His work with children is influenced by how he grew up. “We live in a traditional and closed society where people are not usually allowed to play music. Young people prefer to go into other fields and professions instead of music. I didn’t have a head start. I didn’t have a mentor when I started learning to play instruments at the age of nine. Family and society threw spanners into the works.”

Article photos courtesy of the author.

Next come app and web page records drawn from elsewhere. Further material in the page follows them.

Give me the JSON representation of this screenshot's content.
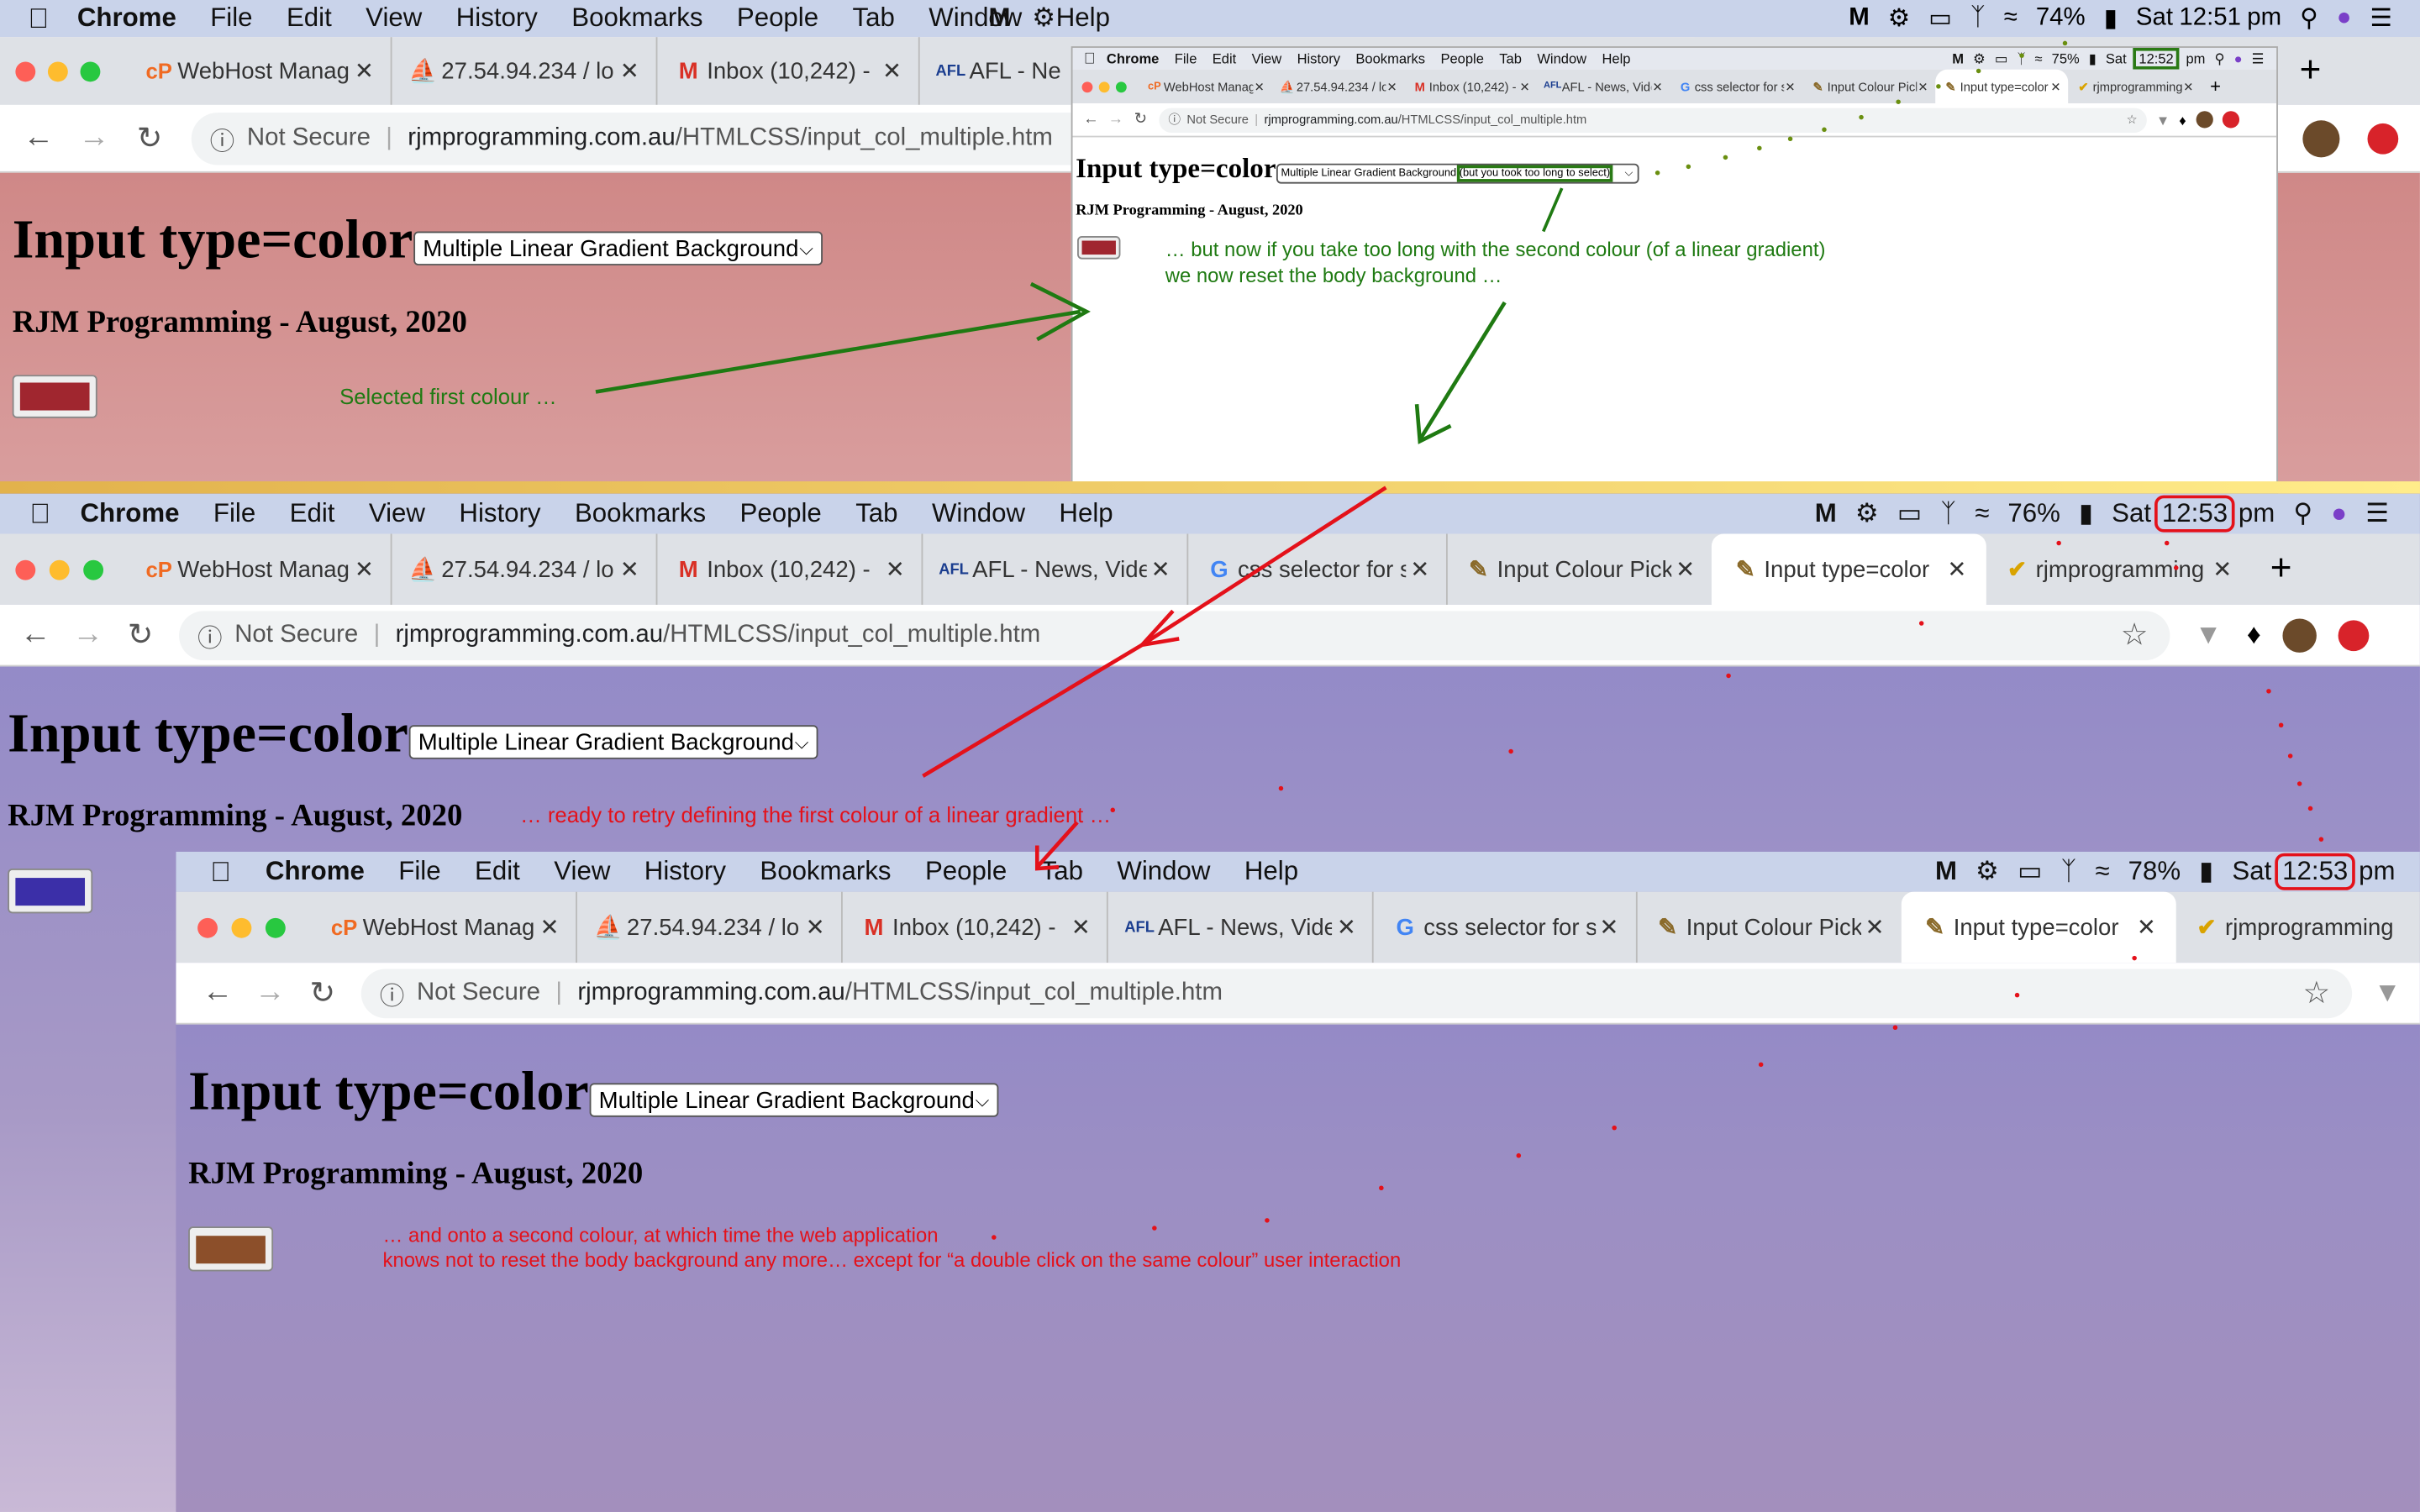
{
  "menu": {
    "app": "Chrome",
    "items": [
      "File",
      "Edit",
      "View",
      "History",
      "Bookmarks",
      "People",
      "Tab",
      "Window",
      "Help"
    ]
  },
  "shots": [
    {
      "battery": "74%",
      "day": "Sat",
      "time": "12:51",
      "ampm": "pm",
      "url_domain": "rjmprogramming.com.au",
      "url_path": "/HTMLCSS/input_col_multiple.htm"
    },
    {
      "battery": "75%",
      "day": "Sat",
      "time": "12:52",
      "ampm": "pm"
    },
    {
      "battery": "76%",
      "day": "Sat",
      "time": "12:53",
      "ampm": "pm"
    },
    {
      "battery": "78%",
      "day": "Sat",
      "time": "12:53",
      "ampm": "pm"
    }
  ],
  "tabs": [
    {
      "title": "WebHost Manag",
      "icon": "cP"
    },
    {
      "title": "27.54.94.234 / lo",
      "icon": "img"
    },
    {
      "title": "Inbox (10,242) -",
      "icon": "M"
    },
    {
      "title": "AFL - News, Vide",
      "icon": "AFL"
    },
    {
      "title": "css selector for s",
      "icon": "G"
    },
    {
      "title": "Input Colour Pick",
      "icon": "img"
    },
    {
      "title": "Input type=color",
      "icon": "img"
    },
    {
      "title": "rjmprogramming",
      "icon": "check"
    }
  ],
  "browser": {
    "not_secure": "Not Secure",
    "url_domain": "rjmprogramming.com.au",
    "url_path": "/HTMLCSS/input_col_multiple.htm"
  },
  "page": {
    "heading": "Input type=color",
    "select_value": "Multiple Linear Gradient Background",
    "select_value_timeout": "(but you took too long to select)",
    "subheading": "RJM Programming - August, 2020"
  },
  "colors": {
    "first": "#a0262f",
    "retry": "#3b2fa8",
    "second": "#8c4f2a",
    "green_note": "#1f7a12",
    "red_note": "#e4111a"
  },
  "annotations": {
    "selected_first": "Selected first colour …",
    "timeout_line1": "… but now if you take too long with the second colour (of a linear gradient)",
    "timeout_line2": "we now reset the body background …",
    "retry": "… ready to retry defining the first colour of a linear gradient …",
    "second_line1": "… and onto a second colour, at which time the web application",
    "second_line2": "knows not to reset the body background any more… except for “a double click on the same colour” user interaction"
  }
}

Tatenda Malan, from Zambia, is currently an intern at Sharek Youth Forum and is pursuing a master’s degree in international development. Tatenda is a humanitarian and development practitioner with years of experience in Africa and the Middle East.